I always thought that Charlotte was a ham, with the way that she loves to be photographes and poses. She is camera shy in comparison to these people. But still… who the heck are these people that I’ve got pictures of in my camera memory?

Who are these people?

Who are these people?

And these people?

And these people?

Pulling a potted plant from a hat

While we were dodging elephant dung and toutish cows, two potted plants mysteriously appeared on our doorstep.

I had suspected the gardener as he had recently asked about when we will finally get potted plants for our front. The next day, more showed up. The following day, he showed up, beaming. He wanted to know what we thought of the plants. Charlotte loved them. Daniela and I agreed that we liked them, but we would rather have given the go-ahead before he added them. Nevertheless, we figured that there was no harm and decided that three hundred Rupees would probably cover his costs.

The day after that, a dozen more pots appeared.


Our own little Olympics

We had our own little Olympic experience this past weekend.

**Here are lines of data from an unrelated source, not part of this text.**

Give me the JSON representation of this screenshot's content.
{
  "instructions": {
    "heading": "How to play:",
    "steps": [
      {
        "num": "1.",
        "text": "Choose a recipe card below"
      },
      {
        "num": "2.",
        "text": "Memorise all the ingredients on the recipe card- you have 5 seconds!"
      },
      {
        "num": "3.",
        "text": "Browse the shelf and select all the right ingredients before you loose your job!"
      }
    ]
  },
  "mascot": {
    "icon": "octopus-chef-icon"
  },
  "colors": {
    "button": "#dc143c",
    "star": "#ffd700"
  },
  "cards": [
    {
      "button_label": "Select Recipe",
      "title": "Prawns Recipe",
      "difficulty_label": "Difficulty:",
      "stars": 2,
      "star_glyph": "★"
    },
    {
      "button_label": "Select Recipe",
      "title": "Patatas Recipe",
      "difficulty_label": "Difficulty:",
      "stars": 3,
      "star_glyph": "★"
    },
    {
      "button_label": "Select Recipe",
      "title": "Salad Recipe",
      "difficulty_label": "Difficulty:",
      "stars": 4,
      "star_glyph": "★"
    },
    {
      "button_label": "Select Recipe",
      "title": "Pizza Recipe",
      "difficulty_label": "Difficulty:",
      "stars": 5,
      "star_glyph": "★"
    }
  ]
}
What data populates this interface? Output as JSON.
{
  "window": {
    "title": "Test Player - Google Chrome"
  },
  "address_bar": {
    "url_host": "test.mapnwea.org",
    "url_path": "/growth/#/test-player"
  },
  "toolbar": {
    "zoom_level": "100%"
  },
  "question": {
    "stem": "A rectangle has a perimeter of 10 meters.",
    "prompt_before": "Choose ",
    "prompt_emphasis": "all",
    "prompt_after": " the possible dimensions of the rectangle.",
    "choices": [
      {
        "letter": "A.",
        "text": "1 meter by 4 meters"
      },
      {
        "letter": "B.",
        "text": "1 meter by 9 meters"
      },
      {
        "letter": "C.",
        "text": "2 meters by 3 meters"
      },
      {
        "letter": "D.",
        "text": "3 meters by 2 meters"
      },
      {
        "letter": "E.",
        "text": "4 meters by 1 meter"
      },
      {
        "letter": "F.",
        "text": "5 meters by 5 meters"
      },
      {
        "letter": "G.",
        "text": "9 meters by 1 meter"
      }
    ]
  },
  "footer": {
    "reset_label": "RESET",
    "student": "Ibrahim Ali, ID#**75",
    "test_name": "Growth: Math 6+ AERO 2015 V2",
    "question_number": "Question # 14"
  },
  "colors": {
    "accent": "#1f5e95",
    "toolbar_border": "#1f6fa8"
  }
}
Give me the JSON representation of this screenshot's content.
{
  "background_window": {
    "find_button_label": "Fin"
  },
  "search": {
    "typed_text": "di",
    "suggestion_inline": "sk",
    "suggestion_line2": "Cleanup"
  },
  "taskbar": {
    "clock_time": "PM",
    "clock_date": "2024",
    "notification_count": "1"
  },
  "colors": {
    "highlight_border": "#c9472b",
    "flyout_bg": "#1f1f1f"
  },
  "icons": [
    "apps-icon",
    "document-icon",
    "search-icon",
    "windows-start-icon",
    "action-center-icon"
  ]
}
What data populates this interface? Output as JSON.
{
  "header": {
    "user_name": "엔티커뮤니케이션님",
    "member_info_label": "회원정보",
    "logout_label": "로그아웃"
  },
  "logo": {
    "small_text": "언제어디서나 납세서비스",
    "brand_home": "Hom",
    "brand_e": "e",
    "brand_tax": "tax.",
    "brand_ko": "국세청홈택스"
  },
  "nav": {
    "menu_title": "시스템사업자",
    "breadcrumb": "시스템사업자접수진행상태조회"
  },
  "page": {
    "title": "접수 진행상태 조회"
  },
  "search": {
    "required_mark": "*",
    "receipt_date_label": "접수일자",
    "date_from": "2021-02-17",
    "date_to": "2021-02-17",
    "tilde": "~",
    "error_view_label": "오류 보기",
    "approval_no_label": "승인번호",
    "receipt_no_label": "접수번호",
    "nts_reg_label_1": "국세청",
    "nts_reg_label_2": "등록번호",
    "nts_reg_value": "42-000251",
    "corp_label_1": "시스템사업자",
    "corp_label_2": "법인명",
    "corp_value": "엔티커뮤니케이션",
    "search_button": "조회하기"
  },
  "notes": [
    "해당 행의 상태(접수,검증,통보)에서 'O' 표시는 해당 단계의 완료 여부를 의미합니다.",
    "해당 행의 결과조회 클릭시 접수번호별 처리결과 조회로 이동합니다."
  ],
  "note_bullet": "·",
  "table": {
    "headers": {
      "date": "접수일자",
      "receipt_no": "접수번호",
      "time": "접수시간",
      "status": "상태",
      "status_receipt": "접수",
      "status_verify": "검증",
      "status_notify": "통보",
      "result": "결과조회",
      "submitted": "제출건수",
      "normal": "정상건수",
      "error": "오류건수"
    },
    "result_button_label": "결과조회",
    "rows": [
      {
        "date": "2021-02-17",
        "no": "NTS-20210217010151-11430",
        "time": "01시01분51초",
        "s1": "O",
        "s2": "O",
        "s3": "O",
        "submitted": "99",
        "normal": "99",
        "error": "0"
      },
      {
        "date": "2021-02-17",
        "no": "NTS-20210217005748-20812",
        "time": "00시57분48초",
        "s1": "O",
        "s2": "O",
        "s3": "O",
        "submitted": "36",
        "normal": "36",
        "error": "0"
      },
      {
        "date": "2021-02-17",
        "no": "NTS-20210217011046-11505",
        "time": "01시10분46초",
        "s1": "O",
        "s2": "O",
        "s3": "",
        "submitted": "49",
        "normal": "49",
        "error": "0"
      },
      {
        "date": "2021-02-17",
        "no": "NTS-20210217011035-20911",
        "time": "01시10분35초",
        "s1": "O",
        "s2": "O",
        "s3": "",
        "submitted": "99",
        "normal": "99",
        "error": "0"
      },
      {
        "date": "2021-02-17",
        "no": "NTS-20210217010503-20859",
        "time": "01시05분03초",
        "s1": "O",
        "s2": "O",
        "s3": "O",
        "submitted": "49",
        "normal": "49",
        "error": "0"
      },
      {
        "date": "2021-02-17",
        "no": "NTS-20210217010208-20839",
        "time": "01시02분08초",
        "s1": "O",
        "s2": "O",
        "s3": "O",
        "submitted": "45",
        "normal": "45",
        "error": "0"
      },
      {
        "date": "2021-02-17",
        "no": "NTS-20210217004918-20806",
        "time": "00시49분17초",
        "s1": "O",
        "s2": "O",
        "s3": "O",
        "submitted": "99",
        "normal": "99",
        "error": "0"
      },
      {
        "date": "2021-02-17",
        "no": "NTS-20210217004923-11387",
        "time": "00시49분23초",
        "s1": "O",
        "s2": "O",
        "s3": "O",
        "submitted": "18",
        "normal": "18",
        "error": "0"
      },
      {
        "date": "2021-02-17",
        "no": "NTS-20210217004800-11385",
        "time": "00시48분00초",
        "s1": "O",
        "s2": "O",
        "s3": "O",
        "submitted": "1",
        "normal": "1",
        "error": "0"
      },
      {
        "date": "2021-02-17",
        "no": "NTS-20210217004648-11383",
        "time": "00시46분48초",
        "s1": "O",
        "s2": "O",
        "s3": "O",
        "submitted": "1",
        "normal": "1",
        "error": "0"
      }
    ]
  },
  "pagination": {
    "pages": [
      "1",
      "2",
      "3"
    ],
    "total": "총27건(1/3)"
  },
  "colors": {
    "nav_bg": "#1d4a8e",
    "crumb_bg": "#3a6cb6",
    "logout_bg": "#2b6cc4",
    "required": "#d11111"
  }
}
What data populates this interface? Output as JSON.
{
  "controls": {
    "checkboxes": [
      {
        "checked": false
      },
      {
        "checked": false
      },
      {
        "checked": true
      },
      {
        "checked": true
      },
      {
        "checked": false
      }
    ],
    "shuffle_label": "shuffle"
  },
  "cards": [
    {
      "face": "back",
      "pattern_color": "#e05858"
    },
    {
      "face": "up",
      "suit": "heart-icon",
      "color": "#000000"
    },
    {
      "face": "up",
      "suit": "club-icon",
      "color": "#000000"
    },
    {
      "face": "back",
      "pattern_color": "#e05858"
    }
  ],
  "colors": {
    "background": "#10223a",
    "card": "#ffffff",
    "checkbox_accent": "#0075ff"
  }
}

We went and ran in the Urban Stampede. It was a 4x5km relay race, for a total of 20km per team. It was a very interesting experience. It was a corporate relay race. All of the teams were fielded by companies in Bangalore; mostly IT firms and Banks. There were 78 teams present from 38 companies. Daniela and I were part of one of the two teams fielded by our company. Both were mixed teams in all respects. Of the 8 teammates, three were female and four were foreigners (American or German).

I was curious to see what an organized race would be like in India. In the west, there is a pretty standard “race” culture and it does not seem to matter what country the race is being held in, or whether it is a run only or a triathlon. We were expecting an organizational train wreck and were not expecting the race to get started until at least an hour after the scheduled start time. In fact it went off on time. In fact, it was just like running a race in the west, complete with the dance music at the start/finish line and the hyping up of the runners beforehand, etc. Both of SAP’s teams ran “middle of the pack”, but everyone had a good time.

The run route itself was a beautiful stretch, through farmland with a nice view of Nandi Hills shrouded in angry monsoon clouds. There was also somewhat of a collision of two Indias. Many farmers and laborers stopped working to watch the race. I wondered what these people were thinking. Here were all of these “techies” (the local term for anyone involved in technology companies) – people with astronomical incomes compared to laborers and who sit in comfortable, air conditioned offices – spending their Sunday morning running around and sweating profusely. Did they find it interesting? Absurd? Inquiring minds want to know!

An online gossip rag called MidDay has a video of the event.